**Exercise aim**
Return each line in the records below that includes "object".

Page and application data records
- Opening Delimiter -

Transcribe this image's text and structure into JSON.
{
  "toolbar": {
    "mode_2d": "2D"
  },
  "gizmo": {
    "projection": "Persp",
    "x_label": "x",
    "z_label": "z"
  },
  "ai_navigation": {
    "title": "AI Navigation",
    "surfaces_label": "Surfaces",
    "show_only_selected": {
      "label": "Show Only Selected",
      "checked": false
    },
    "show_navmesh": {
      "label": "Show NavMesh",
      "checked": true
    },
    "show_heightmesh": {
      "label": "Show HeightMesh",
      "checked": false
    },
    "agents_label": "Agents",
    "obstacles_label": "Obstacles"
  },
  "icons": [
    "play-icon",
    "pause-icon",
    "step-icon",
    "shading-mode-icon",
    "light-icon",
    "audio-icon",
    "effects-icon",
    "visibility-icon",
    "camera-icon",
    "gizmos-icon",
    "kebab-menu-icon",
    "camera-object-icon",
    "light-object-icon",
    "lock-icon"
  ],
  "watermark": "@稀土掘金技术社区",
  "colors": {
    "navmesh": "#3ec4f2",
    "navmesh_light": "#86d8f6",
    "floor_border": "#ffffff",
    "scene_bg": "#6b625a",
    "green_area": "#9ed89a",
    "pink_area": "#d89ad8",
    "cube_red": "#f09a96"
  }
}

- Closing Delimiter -
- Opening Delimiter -

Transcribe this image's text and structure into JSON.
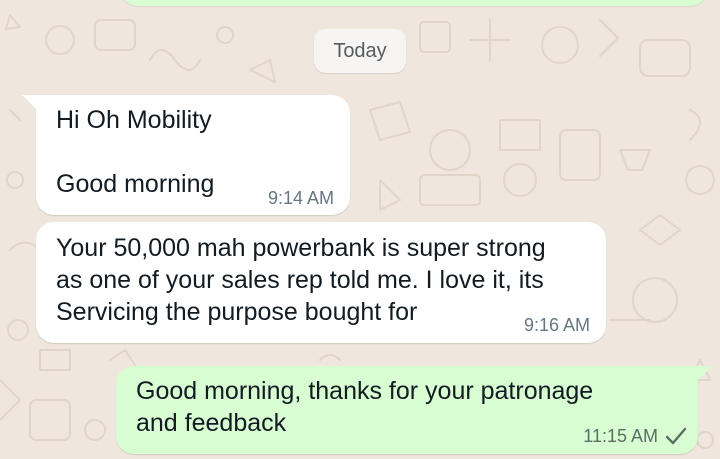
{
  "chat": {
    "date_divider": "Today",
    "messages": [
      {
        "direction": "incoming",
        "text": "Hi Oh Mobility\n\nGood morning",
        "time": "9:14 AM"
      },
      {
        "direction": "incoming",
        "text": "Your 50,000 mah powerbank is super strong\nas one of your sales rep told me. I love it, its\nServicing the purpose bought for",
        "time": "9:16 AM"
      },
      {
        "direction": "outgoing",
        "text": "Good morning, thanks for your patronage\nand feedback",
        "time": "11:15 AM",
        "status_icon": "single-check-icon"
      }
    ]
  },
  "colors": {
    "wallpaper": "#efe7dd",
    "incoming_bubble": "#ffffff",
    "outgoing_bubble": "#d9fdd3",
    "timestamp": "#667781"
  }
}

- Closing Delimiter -

**Solution for this task**
    "camera-object-icon",
    "light-object-icon",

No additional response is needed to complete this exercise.